Jourdyn Lawrence is devoted to eliminating racial health disparities and has been active in research addressing socioenvironmental sources of such inequities. Her journey began in Georgia, about 30 minutes south of Atlanta where she earned a bachelor’s degree in biology from Clayton State University.
It was during this time that Lawrence was introduced to epidemiology by her undergraduate professors when teaching students about microbiology and virology. With their help, Lawrence conducted research on garlic’s ability to combat the development of biofilm in hospital-acquired infections and sat in on public health classes at nearby universities.
“After being exposed to public health and learning more about its importance in our day-to-day lives, I was hooked,” says the Master of Science in Public Health in Epidemiology graduate who will begin her Ph.D. in Population Health Sciences at Harvard University this fall. “There are so many things we don’t think of as being related to or direct products of public health prevention and awareness efforts.”
Once Lawrence realized what she was passionate about, she continued to seek out assistance in achieving her goals. “Things have truly come full circle in my life, and I am amazed at the person my family, mentors and friends have helped me to become,” she says.
The same professors who introduced Lawrence to epidemiology and public health later helped her identify potential graduate programs. On the short list? The Arnold School of Public Health at the University of South Carolina.
During her campus visit to UofSC, Lawrence met Dana Klinepeter, Student Services Program Coordinator for the Department of Epidemiology and Biostatistics. “She provided me a wealth of knowledge about the department, coursework and rigor of the program,” says Lawrence. “We spoke in great detail about the availability of classes and faculty in my areas of interest. Dana also reassured me of the faculty’s commitment to student education and development.” By the end of the meeting, she had made her decision.

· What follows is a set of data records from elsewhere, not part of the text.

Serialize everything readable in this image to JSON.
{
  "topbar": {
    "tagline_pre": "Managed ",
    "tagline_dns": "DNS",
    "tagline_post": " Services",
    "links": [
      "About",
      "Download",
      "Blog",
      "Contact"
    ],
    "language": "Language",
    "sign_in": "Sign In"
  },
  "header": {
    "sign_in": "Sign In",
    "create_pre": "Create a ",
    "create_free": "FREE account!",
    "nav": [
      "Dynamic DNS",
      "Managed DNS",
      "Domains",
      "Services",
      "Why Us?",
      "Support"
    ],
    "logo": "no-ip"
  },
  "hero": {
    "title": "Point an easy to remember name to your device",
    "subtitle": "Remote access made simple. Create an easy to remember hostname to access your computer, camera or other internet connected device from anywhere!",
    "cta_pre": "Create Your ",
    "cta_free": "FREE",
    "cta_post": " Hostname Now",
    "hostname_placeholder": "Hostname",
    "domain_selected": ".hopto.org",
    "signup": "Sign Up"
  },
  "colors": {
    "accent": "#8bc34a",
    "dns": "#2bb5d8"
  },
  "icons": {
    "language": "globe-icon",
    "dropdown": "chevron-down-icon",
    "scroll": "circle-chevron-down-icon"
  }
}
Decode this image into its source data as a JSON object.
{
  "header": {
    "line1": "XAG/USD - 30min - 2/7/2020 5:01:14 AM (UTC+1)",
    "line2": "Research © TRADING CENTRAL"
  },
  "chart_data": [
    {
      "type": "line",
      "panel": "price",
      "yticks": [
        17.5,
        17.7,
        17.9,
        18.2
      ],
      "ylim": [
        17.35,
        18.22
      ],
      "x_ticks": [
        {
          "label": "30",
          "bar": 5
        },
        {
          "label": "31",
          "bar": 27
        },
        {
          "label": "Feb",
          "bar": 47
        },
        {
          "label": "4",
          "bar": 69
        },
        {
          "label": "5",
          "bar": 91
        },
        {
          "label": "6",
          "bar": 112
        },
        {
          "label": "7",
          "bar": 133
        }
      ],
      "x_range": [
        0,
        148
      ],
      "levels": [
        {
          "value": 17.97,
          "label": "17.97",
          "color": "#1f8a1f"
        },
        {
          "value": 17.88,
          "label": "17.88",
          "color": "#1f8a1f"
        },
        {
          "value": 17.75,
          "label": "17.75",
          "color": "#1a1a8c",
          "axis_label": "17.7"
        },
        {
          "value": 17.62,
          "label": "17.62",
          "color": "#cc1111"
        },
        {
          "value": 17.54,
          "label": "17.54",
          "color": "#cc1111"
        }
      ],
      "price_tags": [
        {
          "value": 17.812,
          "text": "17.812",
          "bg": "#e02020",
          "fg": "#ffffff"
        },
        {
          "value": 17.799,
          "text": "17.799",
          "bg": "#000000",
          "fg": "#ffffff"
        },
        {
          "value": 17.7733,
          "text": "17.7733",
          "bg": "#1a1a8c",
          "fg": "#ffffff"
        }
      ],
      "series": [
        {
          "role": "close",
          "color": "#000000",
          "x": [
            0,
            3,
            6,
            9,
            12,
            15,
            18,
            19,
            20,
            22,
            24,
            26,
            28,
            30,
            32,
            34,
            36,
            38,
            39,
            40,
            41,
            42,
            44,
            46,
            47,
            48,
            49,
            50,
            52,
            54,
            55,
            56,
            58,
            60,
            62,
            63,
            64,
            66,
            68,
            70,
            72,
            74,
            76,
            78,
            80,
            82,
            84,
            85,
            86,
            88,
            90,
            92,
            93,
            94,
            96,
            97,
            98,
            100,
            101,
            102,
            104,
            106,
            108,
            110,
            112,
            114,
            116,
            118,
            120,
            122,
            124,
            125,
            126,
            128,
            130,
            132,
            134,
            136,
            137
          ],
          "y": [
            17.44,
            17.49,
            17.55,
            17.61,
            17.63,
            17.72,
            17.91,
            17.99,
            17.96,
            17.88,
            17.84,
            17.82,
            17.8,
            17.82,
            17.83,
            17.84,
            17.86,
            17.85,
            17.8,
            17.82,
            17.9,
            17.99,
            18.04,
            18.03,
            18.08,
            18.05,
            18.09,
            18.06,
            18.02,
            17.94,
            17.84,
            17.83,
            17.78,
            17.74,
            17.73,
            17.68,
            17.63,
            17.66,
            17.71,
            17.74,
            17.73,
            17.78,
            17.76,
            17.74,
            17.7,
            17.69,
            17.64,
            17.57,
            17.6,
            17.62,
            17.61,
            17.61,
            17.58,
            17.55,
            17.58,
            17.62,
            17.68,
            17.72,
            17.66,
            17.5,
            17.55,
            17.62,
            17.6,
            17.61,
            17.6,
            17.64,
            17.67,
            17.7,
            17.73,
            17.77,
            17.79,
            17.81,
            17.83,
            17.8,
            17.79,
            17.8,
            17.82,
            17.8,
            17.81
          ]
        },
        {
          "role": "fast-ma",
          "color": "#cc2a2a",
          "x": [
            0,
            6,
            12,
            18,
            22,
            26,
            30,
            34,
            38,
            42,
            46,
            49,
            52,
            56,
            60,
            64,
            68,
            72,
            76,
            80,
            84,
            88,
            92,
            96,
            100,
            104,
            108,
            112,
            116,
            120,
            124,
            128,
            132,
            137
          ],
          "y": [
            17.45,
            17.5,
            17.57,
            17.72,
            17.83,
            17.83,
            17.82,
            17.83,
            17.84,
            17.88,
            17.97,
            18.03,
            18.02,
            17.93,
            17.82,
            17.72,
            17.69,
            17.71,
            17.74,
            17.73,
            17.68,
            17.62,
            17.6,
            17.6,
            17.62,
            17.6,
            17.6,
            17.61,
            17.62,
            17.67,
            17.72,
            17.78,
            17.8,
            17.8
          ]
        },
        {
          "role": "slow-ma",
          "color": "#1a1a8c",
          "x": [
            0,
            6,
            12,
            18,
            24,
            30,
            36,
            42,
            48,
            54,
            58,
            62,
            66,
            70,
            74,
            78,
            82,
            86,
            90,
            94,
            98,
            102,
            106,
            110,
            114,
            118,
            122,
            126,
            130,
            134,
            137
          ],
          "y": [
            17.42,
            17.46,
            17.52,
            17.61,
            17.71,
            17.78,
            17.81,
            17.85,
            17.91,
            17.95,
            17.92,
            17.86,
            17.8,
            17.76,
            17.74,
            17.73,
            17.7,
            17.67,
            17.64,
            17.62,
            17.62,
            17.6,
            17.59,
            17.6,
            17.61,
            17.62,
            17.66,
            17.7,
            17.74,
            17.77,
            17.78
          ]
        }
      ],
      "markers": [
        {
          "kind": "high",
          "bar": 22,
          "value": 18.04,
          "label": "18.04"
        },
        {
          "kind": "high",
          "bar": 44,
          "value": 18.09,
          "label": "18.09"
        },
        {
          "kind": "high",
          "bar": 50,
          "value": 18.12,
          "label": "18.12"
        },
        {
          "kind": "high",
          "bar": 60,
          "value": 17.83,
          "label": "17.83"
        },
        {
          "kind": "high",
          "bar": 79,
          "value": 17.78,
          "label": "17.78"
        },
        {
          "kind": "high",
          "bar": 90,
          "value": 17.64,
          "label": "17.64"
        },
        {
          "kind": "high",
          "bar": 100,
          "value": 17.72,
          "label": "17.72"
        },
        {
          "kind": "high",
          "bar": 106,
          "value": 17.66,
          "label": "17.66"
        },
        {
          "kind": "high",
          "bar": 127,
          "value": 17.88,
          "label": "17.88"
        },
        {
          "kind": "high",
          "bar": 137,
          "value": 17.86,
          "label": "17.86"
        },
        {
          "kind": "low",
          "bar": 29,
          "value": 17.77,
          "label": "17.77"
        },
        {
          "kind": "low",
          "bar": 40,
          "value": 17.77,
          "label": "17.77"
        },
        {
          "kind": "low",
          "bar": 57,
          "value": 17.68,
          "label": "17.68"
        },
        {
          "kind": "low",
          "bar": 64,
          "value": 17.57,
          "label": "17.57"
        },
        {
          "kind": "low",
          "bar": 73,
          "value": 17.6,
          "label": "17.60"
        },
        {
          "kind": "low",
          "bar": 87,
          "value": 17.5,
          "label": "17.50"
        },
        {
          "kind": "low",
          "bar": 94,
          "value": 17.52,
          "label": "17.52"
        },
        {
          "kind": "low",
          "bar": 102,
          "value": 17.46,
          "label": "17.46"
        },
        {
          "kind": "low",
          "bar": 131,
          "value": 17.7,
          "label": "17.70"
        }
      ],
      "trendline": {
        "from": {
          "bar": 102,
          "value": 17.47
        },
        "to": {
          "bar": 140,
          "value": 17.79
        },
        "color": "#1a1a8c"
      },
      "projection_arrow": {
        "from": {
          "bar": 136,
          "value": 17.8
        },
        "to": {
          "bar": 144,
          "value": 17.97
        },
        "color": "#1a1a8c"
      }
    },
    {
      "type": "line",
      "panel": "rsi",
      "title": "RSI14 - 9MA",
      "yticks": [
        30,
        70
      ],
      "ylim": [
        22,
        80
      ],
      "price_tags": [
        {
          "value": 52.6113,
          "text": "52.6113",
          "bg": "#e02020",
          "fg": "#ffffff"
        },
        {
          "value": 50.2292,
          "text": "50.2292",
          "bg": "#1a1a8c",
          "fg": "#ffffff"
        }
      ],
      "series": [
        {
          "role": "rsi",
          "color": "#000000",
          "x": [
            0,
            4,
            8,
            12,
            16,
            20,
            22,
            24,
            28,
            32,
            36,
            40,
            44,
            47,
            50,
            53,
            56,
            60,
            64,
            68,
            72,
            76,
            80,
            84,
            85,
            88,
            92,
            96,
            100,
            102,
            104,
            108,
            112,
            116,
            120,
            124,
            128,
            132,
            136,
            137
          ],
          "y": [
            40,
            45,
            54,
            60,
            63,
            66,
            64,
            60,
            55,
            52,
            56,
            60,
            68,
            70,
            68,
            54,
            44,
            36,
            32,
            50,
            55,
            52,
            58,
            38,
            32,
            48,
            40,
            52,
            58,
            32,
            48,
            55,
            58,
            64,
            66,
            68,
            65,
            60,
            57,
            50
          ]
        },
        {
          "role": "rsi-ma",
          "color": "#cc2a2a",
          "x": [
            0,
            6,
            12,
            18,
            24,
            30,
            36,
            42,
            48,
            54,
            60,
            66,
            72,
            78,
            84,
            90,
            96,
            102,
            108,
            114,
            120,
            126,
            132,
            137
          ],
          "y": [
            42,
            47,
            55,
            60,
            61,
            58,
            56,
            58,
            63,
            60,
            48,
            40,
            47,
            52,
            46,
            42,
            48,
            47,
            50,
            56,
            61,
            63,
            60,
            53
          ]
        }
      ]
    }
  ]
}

Once she began her program, Lawrence found other sources of support within the department. “Dr. Linda Hazlett is truly a gem of the epidemiology and biostatistics department,” Lawrence says of the graduate director. “She genuinely cares about all of the students and their success. Her support really contributed to my wellbeing.”
The 2017 Epidemiology Master’s Student Award winner also developed her areas of interest within the field of social epidemiology. Specifically, her interests lie in social determinants of health, race, racial health disparities, discrimination, and chronic diseases. In researching these topics, she teamed up with Associate Professor of Epidemiology, Kellee White.
“I don’t think words can adequately convey the impact that Dr. White has had on me, both professionally and academically,” Lawrence says of her mentor and the skills she has developed as White’s graduate research assistant. “Her work ethic and dedication are incomparable. She gives 110 percent, and it rubs off on you.”
In addition to serving as a role model, White proved to be an unwavering source of support through the decisions and challenges Lawrence faced. “Dr. White also encouraged me to take advantage of every available opportunity, such as presenting at conferences and writing papers for publication,” Lawrence adds. “She assured me that anything is possible when you put forth your best effort. I have a deep respect for her, and I’m very grateful for all that she has taught me.”
With White, Lawrence assisted in the development of several manuscripts and presented at professional and academic conferences on the topics of their joint interest. She plans to build on their work during her doctoral program by further exploring the effects of social class, racial discrimination, and external classification of race on health. Additionally, she hopes to identify the mechanisms through which these factors exacerbate health inequities.
“I enjoy being in an academic environment,” Lawrence says of her decision to pursue a career in higher education. “In addition to conducting research that will impact marginalized communities, I hope to assist in the development of future researchers. My professors and mentors have had a vital role in my journey, and I am passionate about paying it forward.”